§ **Supplied records**:
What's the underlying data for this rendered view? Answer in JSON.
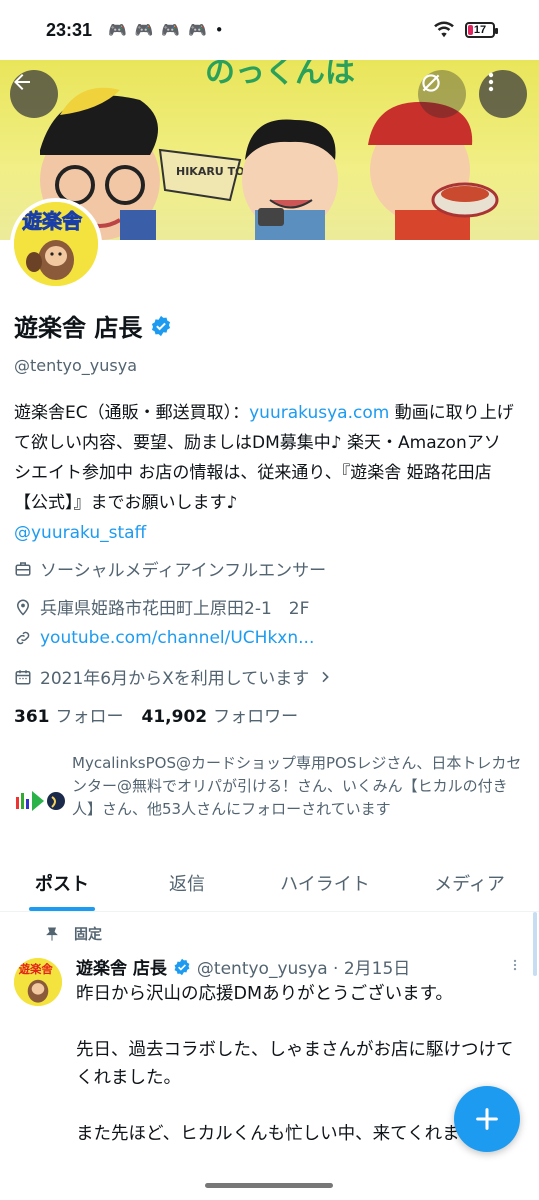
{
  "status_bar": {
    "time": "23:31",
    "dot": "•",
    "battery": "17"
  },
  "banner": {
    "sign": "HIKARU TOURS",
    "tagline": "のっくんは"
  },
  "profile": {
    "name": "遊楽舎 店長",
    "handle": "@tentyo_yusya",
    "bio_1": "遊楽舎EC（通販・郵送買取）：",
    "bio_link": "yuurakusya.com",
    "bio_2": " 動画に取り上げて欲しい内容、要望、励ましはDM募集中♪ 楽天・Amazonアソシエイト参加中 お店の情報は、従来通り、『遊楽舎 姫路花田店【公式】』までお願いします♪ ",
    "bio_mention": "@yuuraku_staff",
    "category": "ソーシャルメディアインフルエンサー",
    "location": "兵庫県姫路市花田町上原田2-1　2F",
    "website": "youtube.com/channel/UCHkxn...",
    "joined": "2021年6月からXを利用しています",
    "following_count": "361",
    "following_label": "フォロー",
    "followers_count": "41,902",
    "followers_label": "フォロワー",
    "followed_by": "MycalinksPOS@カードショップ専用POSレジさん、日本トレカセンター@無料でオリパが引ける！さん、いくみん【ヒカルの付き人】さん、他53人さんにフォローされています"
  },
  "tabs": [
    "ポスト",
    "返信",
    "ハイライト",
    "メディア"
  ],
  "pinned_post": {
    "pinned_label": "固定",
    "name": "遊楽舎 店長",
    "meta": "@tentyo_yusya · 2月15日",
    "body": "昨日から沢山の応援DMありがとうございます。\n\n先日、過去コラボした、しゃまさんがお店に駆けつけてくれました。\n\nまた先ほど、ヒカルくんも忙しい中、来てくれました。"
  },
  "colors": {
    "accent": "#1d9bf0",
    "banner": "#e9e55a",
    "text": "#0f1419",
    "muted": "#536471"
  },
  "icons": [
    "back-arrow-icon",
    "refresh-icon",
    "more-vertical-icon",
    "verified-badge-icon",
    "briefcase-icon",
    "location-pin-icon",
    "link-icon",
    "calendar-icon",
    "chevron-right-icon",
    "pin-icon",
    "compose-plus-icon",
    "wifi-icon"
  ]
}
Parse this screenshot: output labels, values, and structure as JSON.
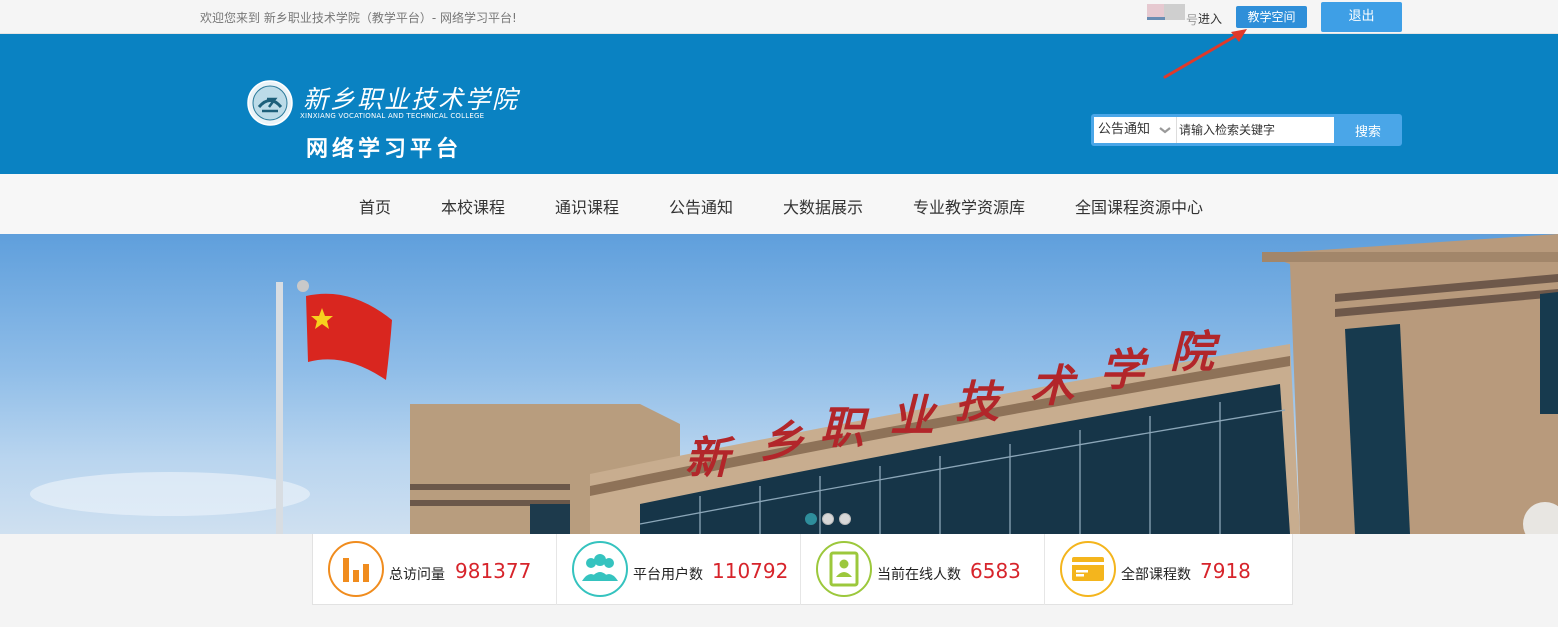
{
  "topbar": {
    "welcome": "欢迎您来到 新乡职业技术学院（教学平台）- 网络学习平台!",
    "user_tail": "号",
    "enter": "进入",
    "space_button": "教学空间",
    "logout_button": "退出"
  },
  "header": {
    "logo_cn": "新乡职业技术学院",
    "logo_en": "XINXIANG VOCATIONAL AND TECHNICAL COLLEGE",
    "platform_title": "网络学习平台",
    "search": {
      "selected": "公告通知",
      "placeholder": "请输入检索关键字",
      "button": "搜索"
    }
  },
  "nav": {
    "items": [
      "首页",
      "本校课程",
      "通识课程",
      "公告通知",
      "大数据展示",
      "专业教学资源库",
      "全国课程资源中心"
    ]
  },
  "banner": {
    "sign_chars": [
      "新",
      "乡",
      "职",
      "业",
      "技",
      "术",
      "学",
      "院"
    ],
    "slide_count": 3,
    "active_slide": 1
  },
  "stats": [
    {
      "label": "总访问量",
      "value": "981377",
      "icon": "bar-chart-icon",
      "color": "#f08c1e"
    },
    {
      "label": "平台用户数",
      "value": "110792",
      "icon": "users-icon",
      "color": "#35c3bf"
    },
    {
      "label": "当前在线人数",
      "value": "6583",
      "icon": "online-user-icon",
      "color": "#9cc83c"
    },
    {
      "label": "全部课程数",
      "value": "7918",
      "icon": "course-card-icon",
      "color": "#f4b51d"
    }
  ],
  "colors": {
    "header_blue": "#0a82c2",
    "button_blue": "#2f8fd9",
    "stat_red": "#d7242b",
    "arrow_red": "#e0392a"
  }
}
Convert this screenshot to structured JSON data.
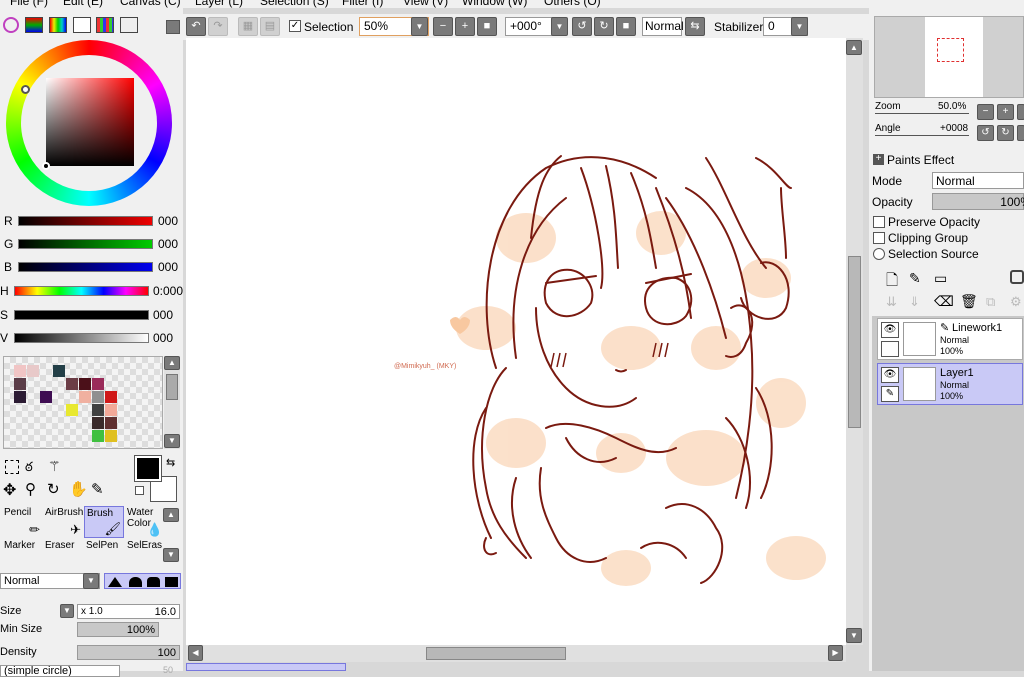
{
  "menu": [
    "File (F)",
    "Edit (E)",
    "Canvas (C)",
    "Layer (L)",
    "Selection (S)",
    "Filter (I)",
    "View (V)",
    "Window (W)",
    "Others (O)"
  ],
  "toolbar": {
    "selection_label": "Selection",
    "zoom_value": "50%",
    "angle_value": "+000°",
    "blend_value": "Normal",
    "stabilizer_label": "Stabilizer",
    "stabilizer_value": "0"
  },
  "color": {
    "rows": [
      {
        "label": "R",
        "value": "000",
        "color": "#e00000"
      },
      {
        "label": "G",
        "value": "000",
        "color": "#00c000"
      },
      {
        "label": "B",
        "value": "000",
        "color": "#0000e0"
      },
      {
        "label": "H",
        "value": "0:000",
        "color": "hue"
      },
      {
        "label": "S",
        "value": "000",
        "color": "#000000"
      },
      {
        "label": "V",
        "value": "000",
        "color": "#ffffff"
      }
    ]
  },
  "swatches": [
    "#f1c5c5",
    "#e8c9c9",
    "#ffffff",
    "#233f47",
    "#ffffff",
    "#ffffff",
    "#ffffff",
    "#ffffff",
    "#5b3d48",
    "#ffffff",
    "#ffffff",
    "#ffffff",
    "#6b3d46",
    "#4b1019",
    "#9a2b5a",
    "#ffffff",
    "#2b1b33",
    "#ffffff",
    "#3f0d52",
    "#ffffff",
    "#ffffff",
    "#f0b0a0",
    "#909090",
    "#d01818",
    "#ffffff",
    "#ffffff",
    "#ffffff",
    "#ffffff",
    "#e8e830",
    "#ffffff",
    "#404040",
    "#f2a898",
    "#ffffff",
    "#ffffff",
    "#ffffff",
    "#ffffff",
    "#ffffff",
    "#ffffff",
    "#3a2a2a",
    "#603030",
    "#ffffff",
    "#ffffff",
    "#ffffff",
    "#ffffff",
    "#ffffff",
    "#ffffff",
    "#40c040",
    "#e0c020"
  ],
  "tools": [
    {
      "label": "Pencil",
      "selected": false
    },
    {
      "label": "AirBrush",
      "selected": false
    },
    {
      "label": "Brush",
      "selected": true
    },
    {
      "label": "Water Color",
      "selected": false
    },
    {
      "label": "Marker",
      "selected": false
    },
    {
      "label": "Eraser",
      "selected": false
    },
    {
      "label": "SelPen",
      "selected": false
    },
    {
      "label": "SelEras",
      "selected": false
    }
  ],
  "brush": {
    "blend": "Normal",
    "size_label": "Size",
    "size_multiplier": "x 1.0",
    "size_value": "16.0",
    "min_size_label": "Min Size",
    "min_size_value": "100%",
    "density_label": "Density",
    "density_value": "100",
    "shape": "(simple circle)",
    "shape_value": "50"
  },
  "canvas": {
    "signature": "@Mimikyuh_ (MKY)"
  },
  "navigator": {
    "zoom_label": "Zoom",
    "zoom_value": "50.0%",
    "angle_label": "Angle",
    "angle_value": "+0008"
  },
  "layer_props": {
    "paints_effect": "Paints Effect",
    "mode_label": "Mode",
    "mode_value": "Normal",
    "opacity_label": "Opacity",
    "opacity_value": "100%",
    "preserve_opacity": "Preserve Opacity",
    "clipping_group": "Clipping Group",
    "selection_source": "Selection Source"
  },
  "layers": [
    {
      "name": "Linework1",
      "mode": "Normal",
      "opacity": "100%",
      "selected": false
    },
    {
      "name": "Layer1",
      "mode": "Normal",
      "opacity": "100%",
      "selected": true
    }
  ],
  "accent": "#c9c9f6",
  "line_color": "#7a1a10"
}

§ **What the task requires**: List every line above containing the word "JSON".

§ **Task output**:
What's the underlying data for this rendered view? Answer in JSON.
Parse this screenshot: output labels, values, and structure as JSON.
Convert this screenshot to structured JSON data.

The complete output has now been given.